First published in the Knox Magazine, December 1992
Al Young '69 was just an occasional art student at Knox College: he took only two art history classes, one of them an intro-level survey. But since his days as a student, this social studies teacher from Belleville, Illinois, has been a significant and steady -- even if largely unseen -- force on behalf of the visual arts at Knox.
"Most students know Al Young's name because he's given to the art department's annual competition," said Rick Ortner, associate professor of art. Young and other contributors provide a prize pool of more than $2,000 making it one of the richest undergraduate art shows in the nation.
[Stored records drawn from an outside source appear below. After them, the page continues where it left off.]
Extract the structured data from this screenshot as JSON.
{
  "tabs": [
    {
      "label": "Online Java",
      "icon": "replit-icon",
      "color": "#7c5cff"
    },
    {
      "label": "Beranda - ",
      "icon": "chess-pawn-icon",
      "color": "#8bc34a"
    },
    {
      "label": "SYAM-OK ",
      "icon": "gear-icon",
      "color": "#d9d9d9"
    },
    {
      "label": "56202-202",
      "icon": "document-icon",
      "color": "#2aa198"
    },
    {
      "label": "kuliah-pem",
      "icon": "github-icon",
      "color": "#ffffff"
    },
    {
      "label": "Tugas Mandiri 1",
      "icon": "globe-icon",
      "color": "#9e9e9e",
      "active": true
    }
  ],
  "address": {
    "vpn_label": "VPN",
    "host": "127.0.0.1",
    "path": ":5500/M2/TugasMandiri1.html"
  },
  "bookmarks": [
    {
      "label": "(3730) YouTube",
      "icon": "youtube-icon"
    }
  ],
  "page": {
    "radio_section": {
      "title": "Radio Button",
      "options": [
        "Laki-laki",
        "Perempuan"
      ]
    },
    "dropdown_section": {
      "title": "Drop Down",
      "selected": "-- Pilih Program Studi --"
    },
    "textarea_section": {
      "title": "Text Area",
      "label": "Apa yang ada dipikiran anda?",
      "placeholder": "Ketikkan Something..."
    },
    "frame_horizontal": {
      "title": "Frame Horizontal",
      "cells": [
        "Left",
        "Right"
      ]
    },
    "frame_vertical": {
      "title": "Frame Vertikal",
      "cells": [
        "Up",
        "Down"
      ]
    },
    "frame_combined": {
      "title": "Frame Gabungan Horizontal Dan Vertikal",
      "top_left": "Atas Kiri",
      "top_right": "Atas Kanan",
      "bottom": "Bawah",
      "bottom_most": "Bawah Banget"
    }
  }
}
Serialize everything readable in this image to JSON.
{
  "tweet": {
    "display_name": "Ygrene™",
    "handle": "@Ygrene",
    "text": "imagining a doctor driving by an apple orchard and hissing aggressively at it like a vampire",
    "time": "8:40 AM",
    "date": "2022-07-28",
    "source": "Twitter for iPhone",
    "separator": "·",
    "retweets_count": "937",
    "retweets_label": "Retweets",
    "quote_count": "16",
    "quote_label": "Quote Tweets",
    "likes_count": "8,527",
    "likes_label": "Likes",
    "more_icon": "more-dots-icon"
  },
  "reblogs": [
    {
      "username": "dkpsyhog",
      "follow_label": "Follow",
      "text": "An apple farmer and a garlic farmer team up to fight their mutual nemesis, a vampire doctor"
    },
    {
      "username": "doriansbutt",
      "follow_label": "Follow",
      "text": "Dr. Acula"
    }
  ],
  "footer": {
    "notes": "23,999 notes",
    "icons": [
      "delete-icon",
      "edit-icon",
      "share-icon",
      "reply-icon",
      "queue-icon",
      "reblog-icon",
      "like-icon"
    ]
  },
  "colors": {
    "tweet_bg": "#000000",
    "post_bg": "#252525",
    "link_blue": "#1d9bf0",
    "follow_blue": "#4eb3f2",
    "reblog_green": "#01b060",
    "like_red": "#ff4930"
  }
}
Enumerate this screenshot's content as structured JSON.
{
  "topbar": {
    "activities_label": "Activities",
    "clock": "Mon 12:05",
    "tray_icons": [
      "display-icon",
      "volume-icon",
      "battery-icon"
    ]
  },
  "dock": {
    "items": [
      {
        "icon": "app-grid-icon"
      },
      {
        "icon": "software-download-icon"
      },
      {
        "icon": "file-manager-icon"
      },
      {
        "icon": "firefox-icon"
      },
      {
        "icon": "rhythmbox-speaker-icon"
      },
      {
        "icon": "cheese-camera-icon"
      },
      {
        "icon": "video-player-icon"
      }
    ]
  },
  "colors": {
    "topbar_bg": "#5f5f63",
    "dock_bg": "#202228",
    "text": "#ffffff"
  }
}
"Students expect him to look like the financier J.P. Morgan," Ortner said. "But when he comes to campus for the show, they are shocked to meet a youthful and very modest sixth-grade teacher."
Young modestly admits that he came to Knox because his mother and father wanted him to. "My parents made the decisions, but it didn't bother me, because they were the right decisions."
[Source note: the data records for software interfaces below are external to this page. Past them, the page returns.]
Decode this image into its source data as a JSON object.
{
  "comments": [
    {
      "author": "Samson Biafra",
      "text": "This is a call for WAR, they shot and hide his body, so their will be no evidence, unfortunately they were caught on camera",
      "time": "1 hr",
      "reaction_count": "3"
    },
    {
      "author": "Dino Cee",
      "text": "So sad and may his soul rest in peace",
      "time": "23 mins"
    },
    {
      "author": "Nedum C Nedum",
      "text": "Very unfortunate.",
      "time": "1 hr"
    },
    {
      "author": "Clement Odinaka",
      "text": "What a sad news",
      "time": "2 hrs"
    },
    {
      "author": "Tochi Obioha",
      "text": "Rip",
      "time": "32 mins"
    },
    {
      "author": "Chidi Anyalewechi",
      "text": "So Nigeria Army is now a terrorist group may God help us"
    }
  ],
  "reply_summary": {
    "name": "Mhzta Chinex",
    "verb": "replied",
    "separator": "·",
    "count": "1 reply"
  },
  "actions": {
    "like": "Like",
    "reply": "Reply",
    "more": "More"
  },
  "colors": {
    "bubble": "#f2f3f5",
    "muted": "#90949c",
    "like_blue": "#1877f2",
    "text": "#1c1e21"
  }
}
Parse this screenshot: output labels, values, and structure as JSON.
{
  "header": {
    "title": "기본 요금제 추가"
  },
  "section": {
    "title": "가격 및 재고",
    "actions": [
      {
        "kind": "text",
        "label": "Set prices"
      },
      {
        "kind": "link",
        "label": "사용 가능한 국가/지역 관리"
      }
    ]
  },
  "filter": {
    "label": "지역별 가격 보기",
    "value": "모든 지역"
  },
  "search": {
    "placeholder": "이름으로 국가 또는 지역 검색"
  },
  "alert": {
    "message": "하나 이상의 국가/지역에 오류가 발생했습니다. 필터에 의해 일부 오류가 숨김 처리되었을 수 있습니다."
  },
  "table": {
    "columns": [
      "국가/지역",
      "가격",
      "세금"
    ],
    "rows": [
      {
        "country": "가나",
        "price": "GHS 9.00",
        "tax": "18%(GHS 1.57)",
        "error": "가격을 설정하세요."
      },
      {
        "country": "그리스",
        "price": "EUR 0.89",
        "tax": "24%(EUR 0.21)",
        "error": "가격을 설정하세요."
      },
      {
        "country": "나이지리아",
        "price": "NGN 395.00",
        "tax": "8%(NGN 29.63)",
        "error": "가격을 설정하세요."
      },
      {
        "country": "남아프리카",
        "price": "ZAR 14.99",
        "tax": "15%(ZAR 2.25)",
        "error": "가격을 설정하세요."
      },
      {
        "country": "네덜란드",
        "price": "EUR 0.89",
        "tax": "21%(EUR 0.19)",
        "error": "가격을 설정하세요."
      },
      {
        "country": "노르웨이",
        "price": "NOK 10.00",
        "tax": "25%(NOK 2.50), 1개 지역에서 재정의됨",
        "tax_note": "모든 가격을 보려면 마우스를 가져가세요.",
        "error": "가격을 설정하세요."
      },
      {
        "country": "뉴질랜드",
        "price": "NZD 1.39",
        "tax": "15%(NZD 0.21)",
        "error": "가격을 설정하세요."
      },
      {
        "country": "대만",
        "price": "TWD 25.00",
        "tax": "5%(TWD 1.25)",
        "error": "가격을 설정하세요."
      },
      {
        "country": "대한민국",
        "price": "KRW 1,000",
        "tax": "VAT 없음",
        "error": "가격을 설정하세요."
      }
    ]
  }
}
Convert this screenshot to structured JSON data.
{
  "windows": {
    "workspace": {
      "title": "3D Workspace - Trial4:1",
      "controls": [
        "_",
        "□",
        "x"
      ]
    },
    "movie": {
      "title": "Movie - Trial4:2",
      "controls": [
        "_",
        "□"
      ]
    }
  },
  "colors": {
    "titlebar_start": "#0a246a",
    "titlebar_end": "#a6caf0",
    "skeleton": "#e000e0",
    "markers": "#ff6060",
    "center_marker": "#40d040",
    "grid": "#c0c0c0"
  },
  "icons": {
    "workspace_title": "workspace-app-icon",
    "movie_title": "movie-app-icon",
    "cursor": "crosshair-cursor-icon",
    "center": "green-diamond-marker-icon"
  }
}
Once at Knox, however, Young was not about to be pushed into anything. "Art professor Harland Goudie was my advisor as a freshman," Young recalls. "Of course, there's no one smarter than a freshman, and it wasn't until my junior year that I took an art course."
Young also had a student audiovisual job in the Fine Arts Center. There he became friends with art professor Isaac Peterson, who mentioned in passing one day that the department's annual student show needed a new sponsor.
Young was just a junior when he began contributing money for a prize in drawing, which he established in honor of his father, a stationery store owner who liked drawing. The annual event was named after Young in 1971, when he became its primary benefactor. For more than 20 years, Young has funded prizes in ceramics, drawing, painting, printmaking and photography. Several of the awards are named in honor of his parents, Albert G . Young and Anna Elisabeth Young.
Outside evaluators -- often nationally recognized artists -- are brought to campus to judge the show.
The show also provides a venue for the awarding of other endowed prizes in art. Sculpture awards are supported by artist Beverly Bender '40; a drawing prize is endowed by Marie Maltby Gunther '36, in memory of her grandson, Matthew Dale Gunther; and the Isaac O. Peterson Studio Award is funded by former students to memorialize the long-time Knox art professor.
"The important thing about Al is that while he was still a student, he took on a responsibility to the school," Ortner said. "It's not the amount of Al's gift, it's the reliability of his support." At Homecoming 1992 in October, the College presented Young with a Knox Service Award, in recognition of his sponsorship of the show and his support for other special projects by art students and senior art majors.
The impact of the Al Young Show far transcends the students, who gain both monetary awards and individual critiques from renowned visiting artists. "The show gives a focus to every academic year," Ortner said. "We can step back, as a department, and ask 'What have we accomplished?'"
In addition, the first place awards are purchase prizes, and the works join Knox's permanent collection. The show is also a high-profile happening. Hundreds of pots, paintings, prints, photos and more sprawl through the Gallery and into the lobby of the Eleanor Abbott Ford Center for the Fine Arts.
Whether by chance or by design, the site of the Al Young Show is a popular indoor shortcut to and from campus athletic facilities. "It continues to surprise me how many people go through the Gallery," Ortner said. "The show touches so many students who have never taken a single art course."
Editor's Note: After Al Young's death in 1993, the prize fund for the Al Young Show has been supported by gifts from his sister, Ann A. Young '68. In an obituary in the Knox Magazine, Knox professor Rick Ortner noted Al Young's enthusiasm for the art show was coupled with deep humility. "When the awards were announced, Al didn't join the other dignitaries at the front of the Gallery. Instead, he made himself as inconspicuous as possible by standing in the back of the crowd." Young's colleagues at Roosevelt School in Belleville praised his contributions to school and community. "He was the cornerstone of Roosevelt School and his passing is a great loss for the children in our district and for his many friends."